Sometimes, that Internet creation is as simple as a tweet or Facebook post. Like it! Share it! Retweet it! More complex creations, like this blog post, are still easy enough to make and share that there are likely hundreds of new articles you might be asked to read in a week.
If you were to carefully keep up with everything you subscribe to or follow, your mind would never have time to itself. You’d never be able to think your own thoughts. You’d be too busy chewing on the thoughts of other people.
For this reason, I believe constant consumption damages productivity. Designers, architects, artisans, writers, and other creators need time to think through what they are making. Writers need a subject and word flow to clearly communicate. Technology architects need to deeply consider the implications of their designs from multiple angles.

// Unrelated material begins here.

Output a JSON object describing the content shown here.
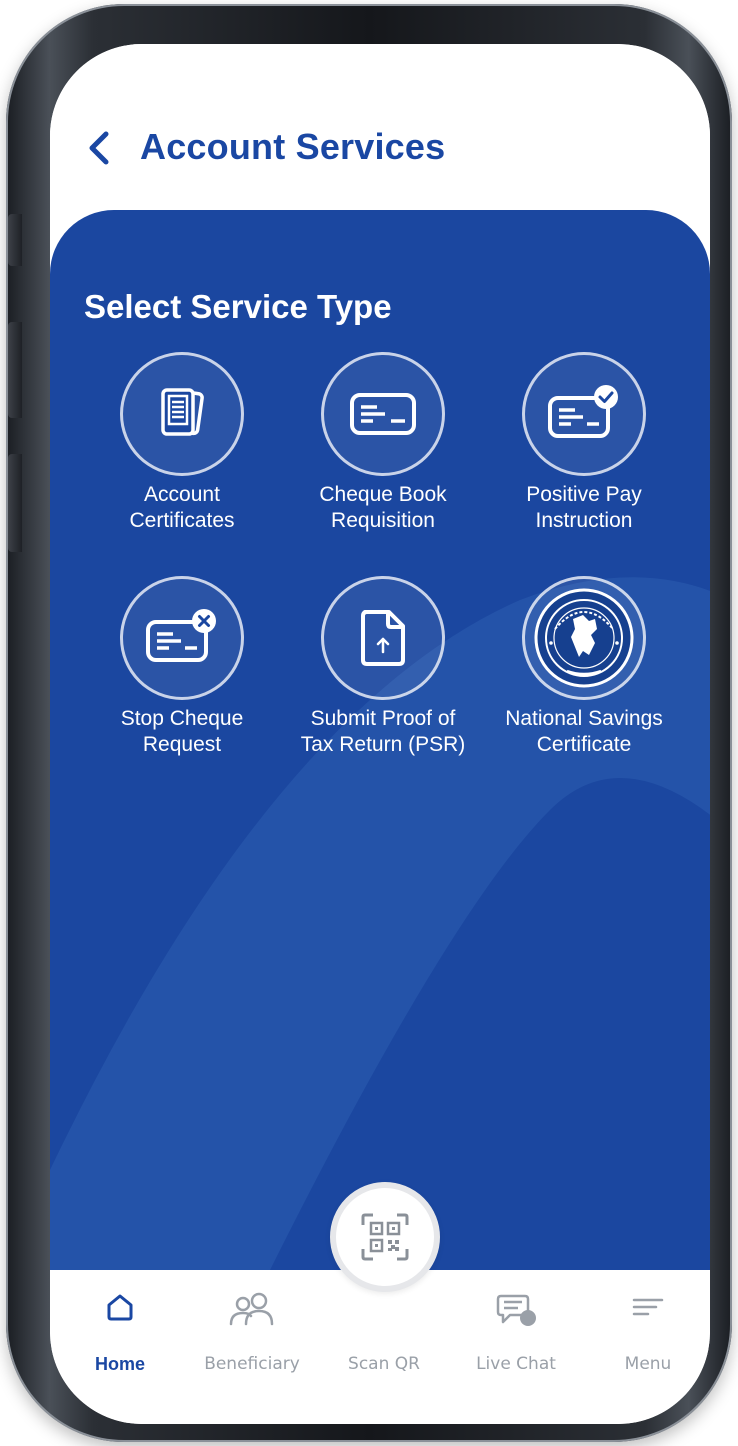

Deep consideration takes contiguous blocks of time. Achieving a flowing state of mind takes uninterrupted time. Thoughts build one on another. The implications of an idea and impact on related ideas need opportunity to find one another. Only when the mind is able to consider a single topic without other topics being constantly introduced can this happen.
I have been contemplating this as I consider the inputs in my normal routine. At the moment, I’m not allowing myself enough mental space, and my productivity has struggled. This weighs on me as my company is in the process of creating a platform meant for the sole purpose of delivering deep technology content.
A Broken Mirror
How I can create such content if my mind is usually in a broken mirror state, challenged by outside thoughts and ideas all of the time?
I listen to one or more podcasts daily. Most of the podcasts I listen to are heavy, requiring focus. I take in some amount of social media. I am a member of 17 Slack groups that I am aware of. I do not keep up with most of them, but Slack is an input I contend with. I am an avid reader, lately reading at least 3 hours a day. I also have meetings, phone calls, my inbox, etc. that are inputs I need to process.
If I prioritize inputs, I do not have any space left to think my own thoughts. And yet, I need space. I need silence. And I need that space and silence in large enough blocks of time that I can create effectively. That I can be productive.
In short, I need to spend less time taking in what everyone else is making. On days when I leave space to ponder my own projects, they progress. On days when I fill my brain with constant inputs, I do not.